──────── EXERCISE MATERIALS ────────

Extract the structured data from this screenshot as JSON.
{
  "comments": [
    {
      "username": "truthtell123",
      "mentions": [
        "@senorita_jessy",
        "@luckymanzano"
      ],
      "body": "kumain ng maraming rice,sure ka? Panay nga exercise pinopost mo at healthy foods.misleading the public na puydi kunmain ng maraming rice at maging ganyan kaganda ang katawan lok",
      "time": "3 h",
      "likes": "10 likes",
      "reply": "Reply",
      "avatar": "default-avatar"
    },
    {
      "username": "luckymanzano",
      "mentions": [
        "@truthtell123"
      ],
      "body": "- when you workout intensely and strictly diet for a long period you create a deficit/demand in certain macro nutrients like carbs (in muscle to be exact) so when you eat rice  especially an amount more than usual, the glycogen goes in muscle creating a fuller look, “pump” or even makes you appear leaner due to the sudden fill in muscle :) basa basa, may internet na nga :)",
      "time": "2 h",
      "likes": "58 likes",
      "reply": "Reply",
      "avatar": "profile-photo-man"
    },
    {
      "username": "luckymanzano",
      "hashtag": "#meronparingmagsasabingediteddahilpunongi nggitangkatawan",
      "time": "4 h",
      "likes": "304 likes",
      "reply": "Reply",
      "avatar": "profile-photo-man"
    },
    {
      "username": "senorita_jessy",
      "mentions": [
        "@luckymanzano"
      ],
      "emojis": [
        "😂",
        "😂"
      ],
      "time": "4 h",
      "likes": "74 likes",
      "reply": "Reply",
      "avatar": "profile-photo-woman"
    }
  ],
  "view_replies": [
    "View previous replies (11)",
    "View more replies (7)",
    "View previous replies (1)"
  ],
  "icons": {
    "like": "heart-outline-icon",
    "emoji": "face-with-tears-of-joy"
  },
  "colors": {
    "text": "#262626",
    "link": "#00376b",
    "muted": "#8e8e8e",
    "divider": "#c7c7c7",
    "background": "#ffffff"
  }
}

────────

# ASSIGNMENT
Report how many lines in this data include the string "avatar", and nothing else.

# TASK RESULT
4